Is Trump Actually Good for NATO?
By Barbara Plett Usher, BBC
That's because Mr Stoltenberg had already been pressing Nato members to pay their fair share on collective defence.
Now "the very clear message" from President Trump has put the issue "even higher on the agenda", he said.
This will be the main topic when Mr Stoltenberg visits the White House on 12 April, along with ways to refashion the Cold War alliance for the fight against terrorism.
Secretary of State Rex Tillerson will be beating the same drum on Friday in Brussels….
Mr Tillerson will push them to present a clear plan on how they'll do that, and to do it faster.
A senior State Department official added: "Absolutely no apology about that."
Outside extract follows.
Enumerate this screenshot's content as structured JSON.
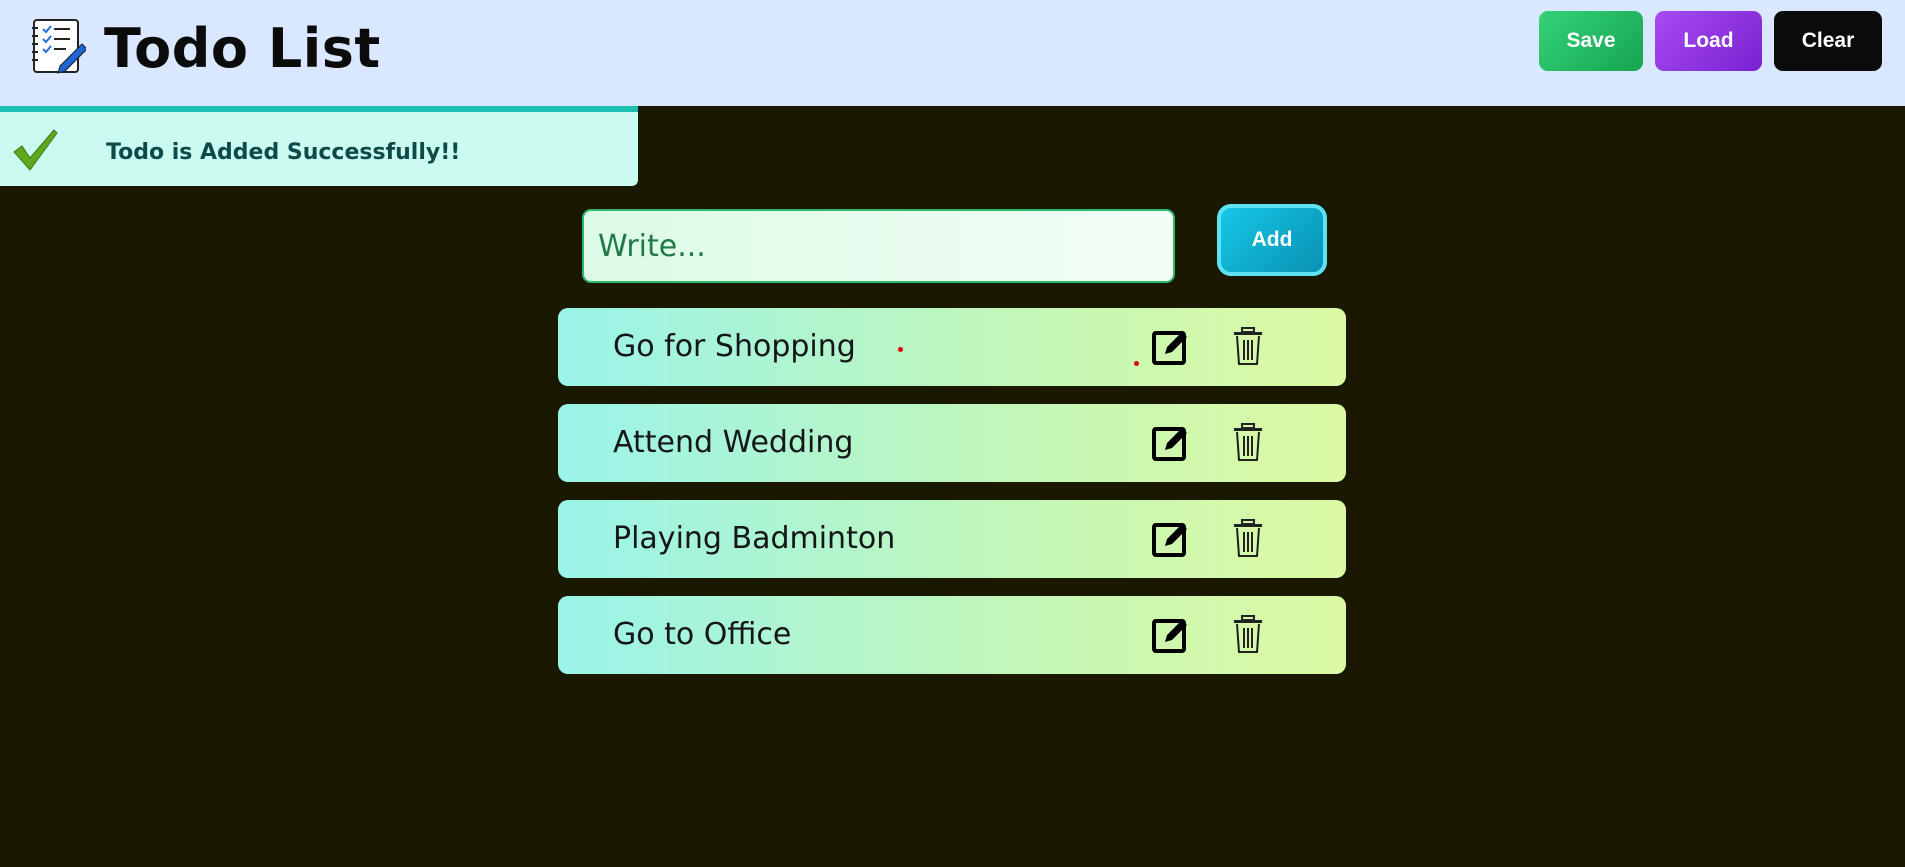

Defence Secretary James Mattis has said the US might moderate its support for Nato if there isn't a fairer sharing of the burden, but he's given no details.
Neither did the official. "Our joint security requires it," he said when asked about Mr Tillerson's leverage, noting that the "trend line is up" on increased defence spending.
Europeans have been rattled by Mr Trump's sometimes hostile rhetoric about Nato, not to mention his apparent ignorance about the alliance.
His Twitter claim that Germany owed Nato and the US "vast sums" of money for defence elicited a sharp rebuke from Germany's Defence Minister, Ursula von der Leyen, who noted tersely that "there is no debt account at Nato."
"He's not only critical of Nato, he doesn't seem to understand how it works," marvelled Jorge Benitez, director of NatoSource, a website covering news about the alliance.